Task instructions:
Repeat all of the data precisely.

[Collected data entries]
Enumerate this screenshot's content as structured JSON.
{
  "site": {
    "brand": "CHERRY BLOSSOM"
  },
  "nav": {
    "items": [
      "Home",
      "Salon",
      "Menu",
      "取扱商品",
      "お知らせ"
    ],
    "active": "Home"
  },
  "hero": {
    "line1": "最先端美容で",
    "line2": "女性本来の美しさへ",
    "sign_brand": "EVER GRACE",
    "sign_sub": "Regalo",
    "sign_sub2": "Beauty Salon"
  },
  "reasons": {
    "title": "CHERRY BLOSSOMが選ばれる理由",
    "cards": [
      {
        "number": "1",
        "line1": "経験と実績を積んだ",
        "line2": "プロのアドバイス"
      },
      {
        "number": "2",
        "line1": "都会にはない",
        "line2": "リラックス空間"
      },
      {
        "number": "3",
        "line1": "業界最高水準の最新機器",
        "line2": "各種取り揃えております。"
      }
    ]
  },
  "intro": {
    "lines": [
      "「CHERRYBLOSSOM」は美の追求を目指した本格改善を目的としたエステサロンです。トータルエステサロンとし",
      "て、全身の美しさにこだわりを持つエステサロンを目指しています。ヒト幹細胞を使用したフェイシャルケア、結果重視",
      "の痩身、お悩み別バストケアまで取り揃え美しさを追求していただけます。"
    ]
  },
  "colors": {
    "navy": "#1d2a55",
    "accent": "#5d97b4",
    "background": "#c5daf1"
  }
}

Response box:
Enumerate this screenshot's content as structured JSON.
{
  "site": {
    "brand": "CHERRY BLOSSOM"
  },
  "nav": {
    "items": [
      "Home",
      "Salon",
      "Menu",
      "取扱商品",
      "お知らせ"
    ],
    "active": "Home"
  },
  "hero": {
    "line1": "最先端美容で",
    "line2": "女性本来の美しさへ",
    "sign_brand": "EVER GRACE",
    "sign_sub": "Regalo",
    "sign_sub2": "Beauty Salon"
  },
  "reasons": {
    "title": "CHERRY BLOSSOMが選ばれる理由",
    "cards": [
      {
        "number": "1",
        "line1": "経験と実績を積んだ",
        "line2": "プロのアドバイス"
      },
      {
        "number": "2",
        "line1": "都会にはない",
        "line2": "リラックス空間"
      },
      {
        "number": "3",
        "line1": "業界最高水準の最新機器",
        "line2": "各種取り揃えております。"
      }
    ]
  },
  "intro": {
    "lines": [
      "「CHERRYBLOSSOM」は美の追求を目指した本格改善を目的としたエステサロンです。トータルエステサロンとし",
      "て、全身の美しさにこだわりを持つエステサロンを目指しています。ヒト幹細胞を使用したフェイシャルケア、結果重視",
      "の痩身、お悩み別バストケアまで取り揃え美しさを追求していただけます。"
    ]
  },
  "colors": {
    "navy": "#1d2a55",
    "accent": "#5d97b4",
    "background": "#c5daf1"
  }
}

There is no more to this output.